# PROMPT
Which lines of the entries contain the word "Sciences"? Please list them.

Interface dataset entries
......

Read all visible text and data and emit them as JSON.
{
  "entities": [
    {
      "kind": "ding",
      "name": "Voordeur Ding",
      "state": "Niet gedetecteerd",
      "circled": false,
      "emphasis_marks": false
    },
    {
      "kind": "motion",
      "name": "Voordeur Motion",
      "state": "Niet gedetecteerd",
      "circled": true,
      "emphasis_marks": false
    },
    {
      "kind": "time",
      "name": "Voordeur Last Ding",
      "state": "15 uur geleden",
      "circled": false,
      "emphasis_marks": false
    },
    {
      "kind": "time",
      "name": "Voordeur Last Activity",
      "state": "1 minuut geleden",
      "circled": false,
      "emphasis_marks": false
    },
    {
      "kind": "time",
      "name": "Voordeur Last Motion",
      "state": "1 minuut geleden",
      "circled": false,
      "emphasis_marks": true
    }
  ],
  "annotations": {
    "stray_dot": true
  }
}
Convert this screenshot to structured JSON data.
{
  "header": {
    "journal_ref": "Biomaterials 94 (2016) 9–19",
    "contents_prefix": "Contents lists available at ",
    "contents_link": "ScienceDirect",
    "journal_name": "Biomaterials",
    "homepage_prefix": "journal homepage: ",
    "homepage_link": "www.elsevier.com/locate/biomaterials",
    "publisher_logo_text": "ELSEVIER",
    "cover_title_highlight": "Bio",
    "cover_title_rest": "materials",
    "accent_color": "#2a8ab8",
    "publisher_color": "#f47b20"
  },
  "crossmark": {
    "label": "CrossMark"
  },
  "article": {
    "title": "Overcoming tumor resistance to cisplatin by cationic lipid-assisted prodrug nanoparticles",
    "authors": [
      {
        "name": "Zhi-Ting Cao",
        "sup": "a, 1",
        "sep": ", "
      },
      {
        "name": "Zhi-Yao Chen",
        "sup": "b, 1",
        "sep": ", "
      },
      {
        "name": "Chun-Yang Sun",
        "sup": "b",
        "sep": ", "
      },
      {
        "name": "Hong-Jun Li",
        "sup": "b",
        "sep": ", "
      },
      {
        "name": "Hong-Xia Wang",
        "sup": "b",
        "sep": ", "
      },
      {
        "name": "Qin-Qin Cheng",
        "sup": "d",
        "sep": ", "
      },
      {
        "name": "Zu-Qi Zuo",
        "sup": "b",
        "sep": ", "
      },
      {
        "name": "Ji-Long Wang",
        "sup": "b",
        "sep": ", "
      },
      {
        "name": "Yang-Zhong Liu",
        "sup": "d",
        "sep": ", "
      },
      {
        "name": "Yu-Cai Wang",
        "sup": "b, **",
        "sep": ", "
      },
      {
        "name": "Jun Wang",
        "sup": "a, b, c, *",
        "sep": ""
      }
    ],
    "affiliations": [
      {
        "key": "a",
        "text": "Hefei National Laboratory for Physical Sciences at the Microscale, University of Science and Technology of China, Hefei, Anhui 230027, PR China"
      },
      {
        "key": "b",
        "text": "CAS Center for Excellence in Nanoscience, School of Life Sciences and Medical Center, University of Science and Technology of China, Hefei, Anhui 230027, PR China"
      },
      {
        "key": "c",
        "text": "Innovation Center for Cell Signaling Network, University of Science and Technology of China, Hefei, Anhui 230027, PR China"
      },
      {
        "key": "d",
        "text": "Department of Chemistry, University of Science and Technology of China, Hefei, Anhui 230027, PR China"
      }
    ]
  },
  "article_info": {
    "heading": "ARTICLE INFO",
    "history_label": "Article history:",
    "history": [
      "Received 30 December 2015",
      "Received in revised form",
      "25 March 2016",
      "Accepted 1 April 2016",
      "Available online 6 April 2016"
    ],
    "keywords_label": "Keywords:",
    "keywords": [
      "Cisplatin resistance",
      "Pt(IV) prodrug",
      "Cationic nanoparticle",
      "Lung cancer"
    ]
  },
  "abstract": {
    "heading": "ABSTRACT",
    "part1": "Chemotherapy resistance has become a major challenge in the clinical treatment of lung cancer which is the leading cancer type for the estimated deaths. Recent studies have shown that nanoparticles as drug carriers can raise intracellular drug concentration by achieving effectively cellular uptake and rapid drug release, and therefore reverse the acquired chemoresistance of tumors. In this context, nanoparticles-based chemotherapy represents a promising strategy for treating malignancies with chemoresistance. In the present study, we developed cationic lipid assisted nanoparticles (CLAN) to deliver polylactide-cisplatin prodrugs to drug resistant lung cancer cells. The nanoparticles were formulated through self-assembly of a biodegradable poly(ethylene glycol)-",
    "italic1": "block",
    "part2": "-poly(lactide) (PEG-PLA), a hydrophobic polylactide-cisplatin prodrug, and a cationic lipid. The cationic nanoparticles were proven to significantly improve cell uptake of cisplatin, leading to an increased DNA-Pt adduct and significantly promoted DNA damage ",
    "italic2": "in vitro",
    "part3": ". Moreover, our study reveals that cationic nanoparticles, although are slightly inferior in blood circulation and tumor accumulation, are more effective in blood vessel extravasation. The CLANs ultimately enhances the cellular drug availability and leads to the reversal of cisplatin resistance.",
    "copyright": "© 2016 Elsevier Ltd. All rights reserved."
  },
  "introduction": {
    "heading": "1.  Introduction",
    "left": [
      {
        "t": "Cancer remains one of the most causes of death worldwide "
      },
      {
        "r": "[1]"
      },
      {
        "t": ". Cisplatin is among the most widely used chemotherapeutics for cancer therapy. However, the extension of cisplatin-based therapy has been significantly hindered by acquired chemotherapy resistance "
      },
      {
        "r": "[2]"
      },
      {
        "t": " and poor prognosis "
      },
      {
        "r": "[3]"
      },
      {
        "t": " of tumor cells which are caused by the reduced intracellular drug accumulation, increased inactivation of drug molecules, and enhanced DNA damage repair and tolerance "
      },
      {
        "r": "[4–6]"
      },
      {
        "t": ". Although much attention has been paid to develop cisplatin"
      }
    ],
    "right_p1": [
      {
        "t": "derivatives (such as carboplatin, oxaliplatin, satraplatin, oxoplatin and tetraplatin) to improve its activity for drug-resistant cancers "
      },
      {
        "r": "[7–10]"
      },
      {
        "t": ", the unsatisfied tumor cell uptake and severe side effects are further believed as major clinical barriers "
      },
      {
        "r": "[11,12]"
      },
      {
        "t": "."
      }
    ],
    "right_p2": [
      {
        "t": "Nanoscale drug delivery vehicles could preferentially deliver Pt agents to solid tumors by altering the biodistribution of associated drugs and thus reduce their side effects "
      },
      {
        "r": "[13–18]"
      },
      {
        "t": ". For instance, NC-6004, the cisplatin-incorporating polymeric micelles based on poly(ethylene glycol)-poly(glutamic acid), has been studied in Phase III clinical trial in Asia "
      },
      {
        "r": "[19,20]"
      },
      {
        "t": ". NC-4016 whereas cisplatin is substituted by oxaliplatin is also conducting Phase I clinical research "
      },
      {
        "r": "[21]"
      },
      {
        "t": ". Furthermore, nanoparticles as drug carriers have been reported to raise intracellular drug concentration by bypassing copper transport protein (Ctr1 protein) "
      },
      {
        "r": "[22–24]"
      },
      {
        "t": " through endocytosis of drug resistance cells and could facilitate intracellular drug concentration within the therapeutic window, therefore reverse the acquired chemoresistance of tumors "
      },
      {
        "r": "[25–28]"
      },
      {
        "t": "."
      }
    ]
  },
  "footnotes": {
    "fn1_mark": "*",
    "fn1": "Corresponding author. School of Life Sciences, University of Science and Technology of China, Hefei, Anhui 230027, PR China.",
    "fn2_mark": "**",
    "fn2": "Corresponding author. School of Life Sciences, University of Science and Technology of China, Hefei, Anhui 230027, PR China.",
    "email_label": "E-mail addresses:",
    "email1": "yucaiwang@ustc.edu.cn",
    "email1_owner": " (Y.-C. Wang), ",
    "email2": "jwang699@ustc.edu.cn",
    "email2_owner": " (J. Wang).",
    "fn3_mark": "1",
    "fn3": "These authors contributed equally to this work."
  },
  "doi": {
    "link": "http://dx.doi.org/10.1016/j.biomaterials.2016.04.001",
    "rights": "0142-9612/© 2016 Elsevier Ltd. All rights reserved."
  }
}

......

# ANSWER TO THE PROBLEM
        "text": "Hefei National Laboratory for Physical Sciences at the Microscale, University of Science and Technology of China, Hefei, Anhui 230027, PR China"
        "text": "CAS Center for Excellence in Nanoscience, School of Life Sciences and Medical Center, University of Science and Technology of China, Hefei, Anhui 230027, PR China"
    "fn1": "Corresponding author. School of Life Sciences, University of Science and Technology of China, Hefei, Anhui 230027, PR China.",
    "fn2": "Corresponding author. School of Life Sciences, University of Science and Technology of China, Hefei, Anhui 230027, PR China.",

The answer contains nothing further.